# What is being asked:
Keep every line of the data below that has the string "Version" and present those lines.

[Dataset entries]

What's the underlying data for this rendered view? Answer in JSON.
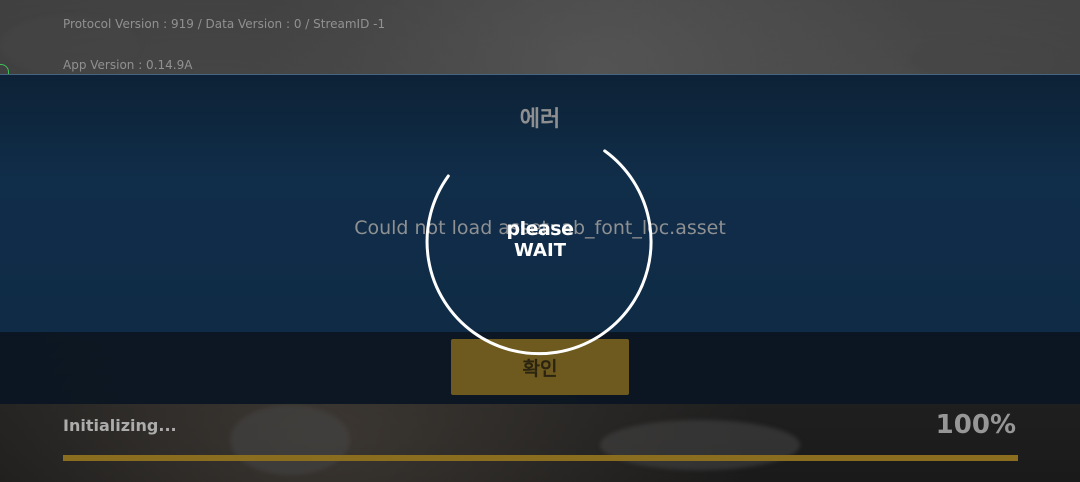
{
  "header": {
    "protocol_line": "Protocol Version : 919 / Data Version : 0 / StreamID -1",
    "app_version_line": "App Version : 0.14.9A"
  },
  "dialog": {
    "title": "에러",
    "message": "Could not load asset: ab_font_loc.asset",
    "confirm_label": "확인"
  },
  "overlay": {
    "line1": "please",
    "line2": "WAIT"
  },
  "loading": {
    "status": "Initializing...",
    "percent_text": "100%",
    "progress": 1.0
  },
  "colors": {
    "dialog_bg": "#0f2b46",
    "button_bg": "#6e5a1f",
    "progress_fill": "#8a6d1e",
    "side_tab_border": "#3fbf5a"
  }
}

# Answer to this problem:
    "protocol_line": "Protocol Version : 919 / Data Version : 0 / StreamID -1",
    "app_version_line": "App Version : 0.14.9A"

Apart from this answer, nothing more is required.